On your return, while laying over in Atlanta, you used the bathroom just to celebrate the toilet paper flushing away. No longer would you have to store it in the little basket with the swinging lid. You ordered a green salad to extol the return of vegetables to your diet. You sat near a white family with three kids, all wearing baseball caps and trendy t-shirts. “Sit there and don’t move,” said the man, as he pulled too hard on the boy’s chair. The boy cried through his meal while no one offered consolation. Like leaving a trance you never knew you had entered, you missed the quiet murmurs redirecting restless children at the dinner table.

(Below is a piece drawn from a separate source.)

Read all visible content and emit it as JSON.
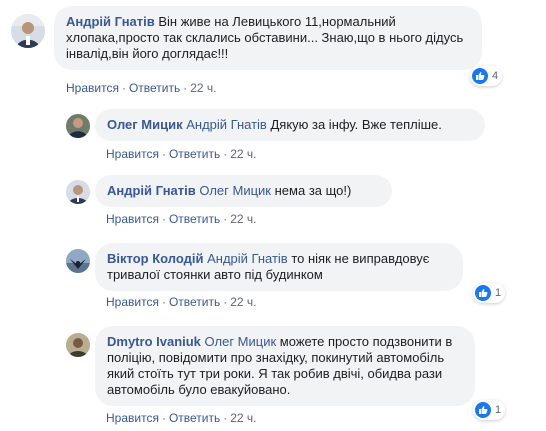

At home, you were both relieved and distressed. You had to reconcile a legacy of emotions. You were embarrassed by how tough you found the physical challenges and inconveniences. You were sad that your new friends might never have a vacuum cleaner, hair dryer, hot showers, clothes washer and dryer, coffee pot and a stockpile of food in a working refrigerator, common conveniences in your country. You were guilty of impatience with delayed service in foreign restaurants. You shamed yourself for judgments of the poor. You assigned goodness to the poor everywhere—the ‘halo effect”–creating a kind of noble savage scenario. You knew your lifestyle was thievery, stealing more than your share of worldwide resources, despite your own efforts at recycling and driving a low emissions vehicle.
You were happy to reunite with your kitchen with its potable, fluoridated and chlorinated water that flowed any time of day or night, and not just on certain lucky mornings. You filled a glass and drank the cool clean water that tasted like privilege.
Elizabeth Rose is a non-fiction writer based in Massachusetts. She has published in the Boston Globe Magazine, the Newburyport Daily News, Newburyport Magazine, and the Northshore Jewish Journal. She is an MFA candidate in Lesley University’s Creative Non-fiction program. This article is the preface of her book detailing her experiences as a woman of privilege working in Guatemala.
Photo credit: ARLINGTON, VIRGINIA.. Photography. Britannica ImageQuest, Encyclopædia Britannica, 25 May 2016. quest.eb.com/search/137_3166756/1/137_3166756/cite. Accessed 20 Jan 2017.